By Laurie A. Shuster
On June 30, the European Strategy Forum on Research Infrastructures — a Brussels-based organization that supports research infrastructure in Europe — decided to include the Einstein Telescope in its plans for 2021. The Einstein Telescope is a proposed underground complex that will help scientists study gravitational waves to learn more about the early history of the universe. By including it in its current road map, the ESFRI is making a significant contribution toward seeing the long-planned research facility come to fruition.

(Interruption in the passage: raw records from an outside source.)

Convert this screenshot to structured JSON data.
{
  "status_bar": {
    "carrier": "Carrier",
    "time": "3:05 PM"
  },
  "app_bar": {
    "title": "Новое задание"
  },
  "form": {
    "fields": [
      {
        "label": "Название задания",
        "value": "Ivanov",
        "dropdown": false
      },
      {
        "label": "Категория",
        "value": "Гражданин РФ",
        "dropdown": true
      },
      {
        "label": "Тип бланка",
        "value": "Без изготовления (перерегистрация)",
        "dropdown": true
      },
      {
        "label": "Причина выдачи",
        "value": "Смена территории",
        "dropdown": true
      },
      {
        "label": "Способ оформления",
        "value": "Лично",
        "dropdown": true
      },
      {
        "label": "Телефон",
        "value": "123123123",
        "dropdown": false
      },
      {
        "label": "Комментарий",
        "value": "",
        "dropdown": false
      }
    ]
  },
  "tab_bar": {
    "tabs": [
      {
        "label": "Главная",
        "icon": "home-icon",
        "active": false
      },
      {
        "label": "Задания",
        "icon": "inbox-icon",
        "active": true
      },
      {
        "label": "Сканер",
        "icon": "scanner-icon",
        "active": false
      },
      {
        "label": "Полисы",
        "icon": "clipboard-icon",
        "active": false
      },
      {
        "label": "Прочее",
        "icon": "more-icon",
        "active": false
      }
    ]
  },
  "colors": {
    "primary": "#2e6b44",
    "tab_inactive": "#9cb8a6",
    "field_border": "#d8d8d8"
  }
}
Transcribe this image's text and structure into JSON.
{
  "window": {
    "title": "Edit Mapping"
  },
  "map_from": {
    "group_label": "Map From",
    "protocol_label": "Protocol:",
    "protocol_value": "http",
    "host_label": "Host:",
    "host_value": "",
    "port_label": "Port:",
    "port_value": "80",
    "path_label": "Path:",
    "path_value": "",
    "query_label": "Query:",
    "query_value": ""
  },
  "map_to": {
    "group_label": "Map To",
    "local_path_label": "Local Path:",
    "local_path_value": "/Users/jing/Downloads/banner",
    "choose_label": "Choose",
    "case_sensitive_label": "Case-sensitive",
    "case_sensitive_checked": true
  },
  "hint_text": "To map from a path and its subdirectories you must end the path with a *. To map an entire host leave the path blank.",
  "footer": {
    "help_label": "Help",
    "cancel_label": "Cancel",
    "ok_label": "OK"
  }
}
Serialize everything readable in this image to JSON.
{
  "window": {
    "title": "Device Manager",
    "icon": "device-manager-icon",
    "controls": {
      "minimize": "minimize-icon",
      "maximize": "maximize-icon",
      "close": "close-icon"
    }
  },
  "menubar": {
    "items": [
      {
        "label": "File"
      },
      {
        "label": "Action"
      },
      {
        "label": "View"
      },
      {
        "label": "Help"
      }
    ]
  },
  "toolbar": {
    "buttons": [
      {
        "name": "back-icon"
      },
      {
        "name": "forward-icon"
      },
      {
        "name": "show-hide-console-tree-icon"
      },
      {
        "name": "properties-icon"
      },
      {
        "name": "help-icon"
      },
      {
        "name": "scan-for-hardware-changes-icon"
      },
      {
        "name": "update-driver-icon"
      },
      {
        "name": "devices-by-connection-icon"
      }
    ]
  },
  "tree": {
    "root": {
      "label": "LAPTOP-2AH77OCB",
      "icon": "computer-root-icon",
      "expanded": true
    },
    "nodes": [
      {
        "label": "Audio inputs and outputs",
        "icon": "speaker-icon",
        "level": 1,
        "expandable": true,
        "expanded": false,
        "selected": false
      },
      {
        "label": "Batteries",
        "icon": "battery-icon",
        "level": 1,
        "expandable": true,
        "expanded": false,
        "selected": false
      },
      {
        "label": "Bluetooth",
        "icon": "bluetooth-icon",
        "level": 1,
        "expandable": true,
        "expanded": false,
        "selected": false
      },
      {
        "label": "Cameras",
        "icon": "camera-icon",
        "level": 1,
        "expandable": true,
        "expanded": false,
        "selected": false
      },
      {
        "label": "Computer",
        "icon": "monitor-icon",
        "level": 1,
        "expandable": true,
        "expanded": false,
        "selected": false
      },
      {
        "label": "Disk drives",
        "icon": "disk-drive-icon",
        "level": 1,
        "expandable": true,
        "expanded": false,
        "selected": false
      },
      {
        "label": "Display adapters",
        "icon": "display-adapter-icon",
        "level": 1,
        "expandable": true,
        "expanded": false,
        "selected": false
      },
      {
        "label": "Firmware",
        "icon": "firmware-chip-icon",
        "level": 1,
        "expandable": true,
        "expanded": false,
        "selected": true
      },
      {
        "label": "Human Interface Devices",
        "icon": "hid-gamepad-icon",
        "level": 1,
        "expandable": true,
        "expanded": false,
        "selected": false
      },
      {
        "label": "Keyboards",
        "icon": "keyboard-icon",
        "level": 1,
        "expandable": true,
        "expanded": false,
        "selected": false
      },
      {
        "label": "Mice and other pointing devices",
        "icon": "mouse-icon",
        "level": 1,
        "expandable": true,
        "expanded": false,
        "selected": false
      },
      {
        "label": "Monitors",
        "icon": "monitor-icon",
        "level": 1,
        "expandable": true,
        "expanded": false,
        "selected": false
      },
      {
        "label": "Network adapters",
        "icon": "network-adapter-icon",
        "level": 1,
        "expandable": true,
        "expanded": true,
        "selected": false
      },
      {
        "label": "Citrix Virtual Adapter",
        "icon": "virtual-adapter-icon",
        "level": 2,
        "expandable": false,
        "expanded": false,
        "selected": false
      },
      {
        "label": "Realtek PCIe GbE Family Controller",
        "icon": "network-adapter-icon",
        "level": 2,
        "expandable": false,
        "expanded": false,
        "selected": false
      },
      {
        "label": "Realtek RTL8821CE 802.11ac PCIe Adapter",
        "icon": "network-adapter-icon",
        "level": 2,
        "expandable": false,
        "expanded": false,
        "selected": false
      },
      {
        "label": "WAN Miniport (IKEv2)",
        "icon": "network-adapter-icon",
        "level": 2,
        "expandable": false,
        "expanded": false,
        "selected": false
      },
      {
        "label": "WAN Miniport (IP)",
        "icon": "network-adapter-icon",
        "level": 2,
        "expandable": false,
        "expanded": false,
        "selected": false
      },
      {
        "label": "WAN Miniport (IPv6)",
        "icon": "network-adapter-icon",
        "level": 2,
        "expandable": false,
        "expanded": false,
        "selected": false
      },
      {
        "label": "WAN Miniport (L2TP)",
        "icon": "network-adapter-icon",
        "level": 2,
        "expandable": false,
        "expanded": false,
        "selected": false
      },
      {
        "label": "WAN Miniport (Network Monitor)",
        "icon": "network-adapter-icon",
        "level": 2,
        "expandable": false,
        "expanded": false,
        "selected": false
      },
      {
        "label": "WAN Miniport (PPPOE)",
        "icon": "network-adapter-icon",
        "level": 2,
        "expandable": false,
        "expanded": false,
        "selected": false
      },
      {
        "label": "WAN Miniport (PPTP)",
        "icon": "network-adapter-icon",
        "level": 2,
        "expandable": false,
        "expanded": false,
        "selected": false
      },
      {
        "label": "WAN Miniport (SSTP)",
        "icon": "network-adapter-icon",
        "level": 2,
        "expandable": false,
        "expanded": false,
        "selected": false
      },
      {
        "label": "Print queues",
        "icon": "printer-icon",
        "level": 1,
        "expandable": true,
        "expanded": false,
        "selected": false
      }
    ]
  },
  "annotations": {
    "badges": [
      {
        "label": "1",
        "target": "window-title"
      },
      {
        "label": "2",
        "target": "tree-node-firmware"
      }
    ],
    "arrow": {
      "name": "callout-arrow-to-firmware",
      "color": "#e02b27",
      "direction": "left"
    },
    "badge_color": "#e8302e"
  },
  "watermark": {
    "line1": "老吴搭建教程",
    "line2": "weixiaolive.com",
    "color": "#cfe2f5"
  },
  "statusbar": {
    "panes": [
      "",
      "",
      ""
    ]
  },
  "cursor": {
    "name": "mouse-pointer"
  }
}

The Einstein Telescope will be the third generation of laser-interferometric detectors, which detect the gravitational waves predicted by Albert Einstein’s general theory of relativity. The first two such facilities are the Advanced Virgo, in Cascina, Italy, and the Advanced LIGO, a pair of observatories in Hanford, Washington, and Livingston, Louisiana. These facilities have helped researchers study neutron stars and merging black holes, creating a new understanding of gravitational-wave astronomy and developments that happened during some of the earliest years after the Big Bang.
When constructed, the Einstein Telescope will offer greatly improved sensitivity over the previous generations through its triangular design and longer interferometer arms, which will be 10 km apiece, as opposed to 3 km at the previous facilities. New technologies to be added to this version include a cryogenic system to cool some of the main optical instruments, quantum technologies to reduce the fluctuations of light, and advanced noise-dampening methods, according to the Einstein Telescope’s website.
The facility will consist of three nested detectors arranged in a triangular pattern, as opposed to the L shape of the previous detectors. Each will be able to detect both high- and low-frequency gravity waves. The entire complex will be built below ground to diminish the interference of “displacement noises” and seismic waves experienced at the surface, according to the site.
By including the Einstein Telescope in its 2021 road map, the ESFRI sets the stage for construction of the underground telescope to begin as early as 2026. Two sites are being considered: Sardinia, Italy, and the Meuse-Rhine Euroregion, which comprises parts of Belgium, Germany, and the Netherlands. Site work may begin as early as 2024.
Laurie A. Shuster is the editor in chief of Civil Engineering.
This article first appeared in the November/December 2021 issue of Civil Engineering as “Testing Gravity.”